[SUPPLIED ENTRIES — start]

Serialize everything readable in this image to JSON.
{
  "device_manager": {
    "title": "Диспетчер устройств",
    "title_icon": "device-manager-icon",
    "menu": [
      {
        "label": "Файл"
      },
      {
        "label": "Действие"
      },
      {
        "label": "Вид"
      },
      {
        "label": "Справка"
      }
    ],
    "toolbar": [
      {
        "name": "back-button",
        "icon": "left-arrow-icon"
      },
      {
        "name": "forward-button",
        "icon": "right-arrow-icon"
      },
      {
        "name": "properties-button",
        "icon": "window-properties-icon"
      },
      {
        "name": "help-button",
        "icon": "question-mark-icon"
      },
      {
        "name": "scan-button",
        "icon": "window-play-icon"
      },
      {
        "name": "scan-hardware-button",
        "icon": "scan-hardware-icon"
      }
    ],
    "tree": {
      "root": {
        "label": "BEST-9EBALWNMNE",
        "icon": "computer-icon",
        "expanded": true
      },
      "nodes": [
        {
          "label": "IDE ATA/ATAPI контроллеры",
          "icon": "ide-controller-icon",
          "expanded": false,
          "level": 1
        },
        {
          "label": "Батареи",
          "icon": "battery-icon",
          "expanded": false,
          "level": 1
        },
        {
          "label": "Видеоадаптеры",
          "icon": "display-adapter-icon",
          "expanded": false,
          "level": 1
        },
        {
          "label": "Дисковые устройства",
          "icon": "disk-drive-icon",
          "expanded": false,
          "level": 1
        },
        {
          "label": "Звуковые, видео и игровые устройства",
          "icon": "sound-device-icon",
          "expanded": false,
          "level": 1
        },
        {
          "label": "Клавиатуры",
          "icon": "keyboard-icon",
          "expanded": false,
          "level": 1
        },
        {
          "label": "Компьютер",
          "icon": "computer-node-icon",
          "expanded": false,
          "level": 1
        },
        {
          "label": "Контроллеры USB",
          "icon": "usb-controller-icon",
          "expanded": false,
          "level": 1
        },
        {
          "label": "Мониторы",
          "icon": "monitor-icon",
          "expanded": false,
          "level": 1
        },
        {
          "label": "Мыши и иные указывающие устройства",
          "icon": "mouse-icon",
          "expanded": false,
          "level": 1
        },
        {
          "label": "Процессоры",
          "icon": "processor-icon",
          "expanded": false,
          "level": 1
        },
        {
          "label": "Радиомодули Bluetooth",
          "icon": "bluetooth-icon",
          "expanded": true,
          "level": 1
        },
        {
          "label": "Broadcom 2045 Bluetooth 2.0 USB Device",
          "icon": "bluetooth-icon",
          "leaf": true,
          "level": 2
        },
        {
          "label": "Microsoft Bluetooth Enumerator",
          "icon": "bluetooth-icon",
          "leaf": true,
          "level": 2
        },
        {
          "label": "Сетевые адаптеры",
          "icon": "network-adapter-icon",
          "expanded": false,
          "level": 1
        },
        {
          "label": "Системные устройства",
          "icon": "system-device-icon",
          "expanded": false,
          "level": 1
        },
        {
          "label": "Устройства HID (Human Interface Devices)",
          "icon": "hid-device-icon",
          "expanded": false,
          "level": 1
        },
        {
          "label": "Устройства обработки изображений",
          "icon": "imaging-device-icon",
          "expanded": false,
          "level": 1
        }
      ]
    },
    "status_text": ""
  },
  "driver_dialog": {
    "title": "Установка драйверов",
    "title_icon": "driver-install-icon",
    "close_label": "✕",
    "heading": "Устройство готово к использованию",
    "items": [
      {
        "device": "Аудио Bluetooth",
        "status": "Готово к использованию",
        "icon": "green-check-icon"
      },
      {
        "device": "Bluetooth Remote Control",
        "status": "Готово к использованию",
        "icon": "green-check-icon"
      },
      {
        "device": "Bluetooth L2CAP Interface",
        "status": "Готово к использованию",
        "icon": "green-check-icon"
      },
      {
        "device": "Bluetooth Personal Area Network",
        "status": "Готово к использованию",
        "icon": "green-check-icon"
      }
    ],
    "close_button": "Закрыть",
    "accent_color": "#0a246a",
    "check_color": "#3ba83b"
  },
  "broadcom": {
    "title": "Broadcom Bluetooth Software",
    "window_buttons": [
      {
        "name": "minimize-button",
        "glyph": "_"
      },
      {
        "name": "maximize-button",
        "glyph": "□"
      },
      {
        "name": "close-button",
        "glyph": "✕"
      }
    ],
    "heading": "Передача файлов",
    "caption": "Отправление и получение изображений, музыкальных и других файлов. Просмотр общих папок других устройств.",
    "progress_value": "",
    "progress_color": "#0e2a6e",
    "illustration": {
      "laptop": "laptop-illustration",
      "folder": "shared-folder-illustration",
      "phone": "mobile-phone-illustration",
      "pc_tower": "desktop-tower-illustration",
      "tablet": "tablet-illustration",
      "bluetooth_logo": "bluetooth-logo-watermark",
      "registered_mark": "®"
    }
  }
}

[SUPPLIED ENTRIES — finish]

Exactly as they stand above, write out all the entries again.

* SOLUTION TO THIS TASK
Serialize everything readable in this image to JSON.
{
  "device_manager": {
    "title": "Диспетчер устройств",
    "title_icon": "device-manager-icon",
    "menu": [
      {
        "label": "Файл"
      },
      {
        "label": "Действие"
      },
      {
        "label": "Вид"
      },
      {
        "label": "Справка"
      }
    ],
    "toolbar": [
      {
        "name": "back-button",
        "icon": "left-arrow-icon"
      },
      {
        "name": "forward-button",
        "icon": "right-arrow-icon"
      },
      {
        "name": "properties-button",
        "icon": "window-properties-icon"
      },
      {
        "name": "help-button",
        "icon": "question-mark-icon"
      },
      {
        "name": "scan-button",
        "icon": "window-play-icon"
      },
      {
        "name": "scan-hardware-button",
        "icon": "scan-hardware-icon"
      }
    ],
    "tree": {
      "root": {
        "label": "BEST-9EBALWNMNE",
        "icon": "computer-icon",
        "expanded": true
      },
      "nodes": [
        {
          "label": "IDE ATA/ATAPI контроллеры",
          "icon": "ide-controller-icon",
          "expanded": false,
          "level": 1
        },
        {
          "label": "Батареи",
          "icon": "battery-icon",
          "expanded": false,
          "level": 1
        },
        {
          "label": "Видеоадаптеры",
          "icon": "display-adapter-icon",
          "expanded": false,
          "level": 1
        },
        {
          "label": "Дисковые устройства",
          "icon": "disk-drive-icon",
          "expanded": false,
          "level": 1
        },
        {
          "label": "Звуковые, видео и игровые устройства",
          "icon": "sound-device-icon",
          "expanded": false,
          "level": 1
        },
        {
          "label": "Клавиатуры",
          "icon": "keyboard-icon",
          "expanded": false,
          "level": 1
        },
        {
          "label": "Компьютер",
          "icon": "computer-node-icon",
          "expanded": false,
          "level": 1
        },
        {
          "label": "Контроллеры USB",
          "icon": "usb-controller-icon",
          "expanded": false,
          "level": 1
        },
        {
          "label": "Мониторы",
          "icon": "monitor-icon",
          "expanded": false,
          "level": 1
        },
        {
          "label": "Мыши и иные указывающие устройства",
          "icon": "mouse-icon",
          "expanded": false,
          "level": 1
        },
        {
          "label": "Процессоры",
          "icon": "processor-icon",
          "expanded": false,
          "level": 1
        },
        {
          "label": "Радиомодули Bluetooth",
          "icon": "bluetooth-icon",
          "expanded": true,
          "level": 1
        },
        {
          "label": "Broadcom 2045 Bluetooth 2.0 USB Device",
          "icon": "bluetooth-icon",
          "leaf": true,
          "level": 2
        },
        {
          "label": "Microsoft Bluetooth Enumerator",
          "icon": "bluetooth-icon",
          "leaf": true,
          "level": 2
        },
        {
          "label": "Сетевые адаптеры",
          "icon": "network-adapter-icon",
          "expanded": false,
          "level": 1
        },
        {
          "label": "Системные устройства",
          "icon": "system-device-icon",
          "expanded": false,
          "level": 1
        },
        {
          "label": "Устройства HID (Human Interface Devices)",
          "icon": "hid-device-icon",
          "expanded": false,
          "level": 1
        },
        {
          "label": "Устройства обработки изображений",
          "icon": "imaging-device-icon",
          "expanded": false,
          "level": 1
        }
      ]
    },
    "status_text": ""
  },
  "driver_dialog": {
    "title": "Установка драйверов",
    "title_icon": "driver-install-icon",
    "close_label": "✕",
    "heading": "Устройство готово к использованию",
    "items": [
      {
        "device": "Аудио Bluetooth",
        "status": "Готово к использованию",
        "icon": "green-check-icon"
      },
      {
        "device": "Bluetooth Remote Control",
        "status": "Готово к использованию",
        "icon": "green-check-icon"
      },
      {
        "device": "Bluetooth L2CAP Interface",
        "status": "Готово к использованию",
        "icon": "green-check-icon"
      },
      {
        "device": "Bluetooth Personal Area Network",
        "status": "Готово к использованию",
        "icon": "green-check-icon"
      }
    ],
    "close_button": "Закрыть",
    "accent_color": "#0a246a",
    "check_color": "#3ba83b"
  },
  "broadcom": {
    "title": "Broadcom Bluetooth Software",
    "window_buttons": [
      {
        "name": "minimize-button",
        "glyph": "_"
      },
      {
        "name": "maximize-button",
        "glyph": "□"
      },
      {
        "name": "close-button",
        "glyph": "✕"
      }
    ],
    "heading": "Передача файлов",
    "caption": "Отправление и получение изображений, музыкальных и других файлов. Просмотр общих папок других устройств.",
    "progress_value": "",
    "progress_color": "#0e2a6e",
    "illustration": {
      "laptop": "laptop-illustration",
      "folder": "shared-folder-illustration",
      "phone": "mobile-phone-illustration",
      "pc_tower": "desktop-tower-illustration",
      "tablet": "tablet-illustration",
      "bluetooth_logo": "bluetooth-logo-watermark",
      "registered_mark": "®"
    }
  }
}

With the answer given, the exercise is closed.